Problem - From the listing below, work out the number of lines containing "JSON" and give that number without comment.

Entries supplied -
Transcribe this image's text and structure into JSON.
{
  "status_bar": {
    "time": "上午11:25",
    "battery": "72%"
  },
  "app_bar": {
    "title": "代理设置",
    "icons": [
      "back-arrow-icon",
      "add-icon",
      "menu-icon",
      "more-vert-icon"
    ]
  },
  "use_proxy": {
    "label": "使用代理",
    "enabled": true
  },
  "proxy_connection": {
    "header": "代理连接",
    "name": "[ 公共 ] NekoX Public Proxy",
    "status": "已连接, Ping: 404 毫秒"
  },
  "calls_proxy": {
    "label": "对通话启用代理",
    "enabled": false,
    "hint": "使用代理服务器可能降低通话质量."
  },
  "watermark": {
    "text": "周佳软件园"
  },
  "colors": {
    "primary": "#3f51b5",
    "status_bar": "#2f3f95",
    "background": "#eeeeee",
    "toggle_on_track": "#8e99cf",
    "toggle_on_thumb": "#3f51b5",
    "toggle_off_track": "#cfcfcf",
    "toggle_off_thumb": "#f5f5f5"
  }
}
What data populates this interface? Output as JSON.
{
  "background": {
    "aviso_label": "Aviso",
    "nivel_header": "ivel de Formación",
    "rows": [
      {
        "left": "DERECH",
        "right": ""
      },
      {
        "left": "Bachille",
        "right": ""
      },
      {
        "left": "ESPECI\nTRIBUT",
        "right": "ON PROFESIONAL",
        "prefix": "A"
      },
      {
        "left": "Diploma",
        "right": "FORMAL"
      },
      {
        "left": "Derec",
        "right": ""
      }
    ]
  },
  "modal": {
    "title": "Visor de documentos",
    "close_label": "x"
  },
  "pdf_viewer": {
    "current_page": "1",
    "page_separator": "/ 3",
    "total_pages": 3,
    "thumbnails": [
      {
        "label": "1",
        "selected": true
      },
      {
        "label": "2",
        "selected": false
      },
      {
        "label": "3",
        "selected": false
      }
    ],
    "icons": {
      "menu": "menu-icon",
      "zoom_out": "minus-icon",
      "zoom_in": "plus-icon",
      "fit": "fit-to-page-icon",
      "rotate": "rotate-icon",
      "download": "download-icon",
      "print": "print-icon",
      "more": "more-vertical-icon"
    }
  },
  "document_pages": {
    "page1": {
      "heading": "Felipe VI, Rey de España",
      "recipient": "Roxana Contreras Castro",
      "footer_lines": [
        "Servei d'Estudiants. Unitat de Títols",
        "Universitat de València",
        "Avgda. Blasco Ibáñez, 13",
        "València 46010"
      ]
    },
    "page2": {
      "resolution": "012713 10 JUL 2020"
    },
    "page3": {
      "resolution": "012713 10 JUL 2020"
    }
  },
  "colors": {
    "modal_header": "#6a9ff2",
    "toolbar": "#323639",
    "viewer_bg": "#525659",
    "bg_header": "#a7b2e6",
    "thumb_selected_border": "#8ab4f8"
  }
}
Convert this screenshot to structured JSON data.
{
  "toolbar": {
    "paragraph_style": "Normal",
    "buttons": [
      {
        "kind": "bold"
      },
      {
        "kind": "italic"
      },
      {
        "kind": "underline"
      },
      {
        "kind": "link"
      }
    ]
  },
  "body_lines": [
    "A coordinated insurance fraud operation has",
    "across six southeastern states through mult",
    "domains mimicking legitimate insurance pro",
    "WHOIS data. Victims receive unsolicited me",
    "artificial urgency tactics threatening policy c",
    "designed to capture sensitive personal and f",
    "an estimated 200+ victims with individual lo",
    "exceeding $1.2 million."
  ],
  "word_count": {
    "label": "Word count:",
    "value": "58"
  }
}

Solved problem - 3